Greater risk for babies born during natural disasters
Pregnant women exposed to natural disasters such as volcanoes are more likely to give birth prematurely, according to a new study. The study showed that along with an increased likelihood of pre-and early-term birth, the babies of those women evacuated were also born shorter.

Researchers conducted a retrospective cohort study among women from villages near the Sinabung volcano in North Sumatra, Indonesia, which has been active since 2010.

They compared an “exposed” sample of women who were pregnant when forced to evacuate their villages due to the volcanic eruptions and an “unexposed” sample of non-evacuees matched for age and year of child's birth. They collected anthropometric data and conducted structured interviews about pregnancy outcomes and evacuation-related stress.

- Evacuation led to an almost five-fold increase in the adjusted odds of having an early or preterm birth in non-imputed and multiply imputed analyses.

- It also led to approximately a 1 cm decrease in birth length in the non-imputed and multiply imputed analyses, both including controls for confounders.

- They found decreasing birth length with increasing stress among evacuees. There was no discernible effect of evacuation or stress on the other outcomes.
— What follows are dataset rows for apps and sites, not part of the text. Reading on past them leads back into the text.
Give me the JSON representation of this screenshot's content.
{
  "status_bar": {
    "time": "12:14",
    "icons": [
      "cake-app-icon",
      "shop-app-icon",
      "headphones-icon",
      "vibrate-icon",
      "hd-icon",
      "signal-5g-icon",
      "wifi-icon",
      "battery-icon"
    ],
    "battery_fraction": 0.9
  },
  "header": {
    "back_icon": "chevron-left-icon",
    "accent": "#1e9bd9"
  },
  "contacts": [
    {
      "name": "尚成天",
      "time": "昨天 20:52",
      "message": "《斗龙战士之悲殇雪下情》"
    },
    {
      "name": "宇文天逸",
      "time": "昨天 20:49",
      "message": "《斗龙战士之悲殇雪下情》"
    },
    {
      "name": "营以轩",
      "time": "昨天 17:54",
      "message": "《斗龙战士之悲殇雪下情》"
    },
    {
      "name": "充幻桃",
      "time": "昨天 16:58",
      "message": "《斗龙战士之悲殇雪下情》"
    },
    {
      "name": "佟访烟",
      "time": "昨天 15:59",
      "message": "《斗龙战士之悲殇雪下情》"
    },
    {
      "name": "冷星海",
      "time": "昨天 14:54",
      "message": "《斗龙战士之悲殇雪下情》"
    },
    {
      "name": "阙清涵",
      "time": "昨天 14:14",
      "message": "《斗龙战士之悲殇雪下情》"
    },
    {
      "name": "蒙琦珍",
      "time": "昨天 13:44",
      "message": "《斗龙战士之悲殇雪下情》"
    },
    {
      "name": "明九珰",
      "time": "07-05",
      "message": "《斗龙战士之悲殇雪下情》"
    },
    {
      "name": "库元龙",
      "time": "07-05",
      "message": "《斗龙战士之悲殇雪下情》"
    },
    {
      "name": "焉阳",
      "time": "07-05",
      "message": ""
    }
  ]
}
In particular, both adverse effects we documented can exert negative influences on later-in-life outcomes for children of women pregnant during evacuation.

American Journal of Human Biology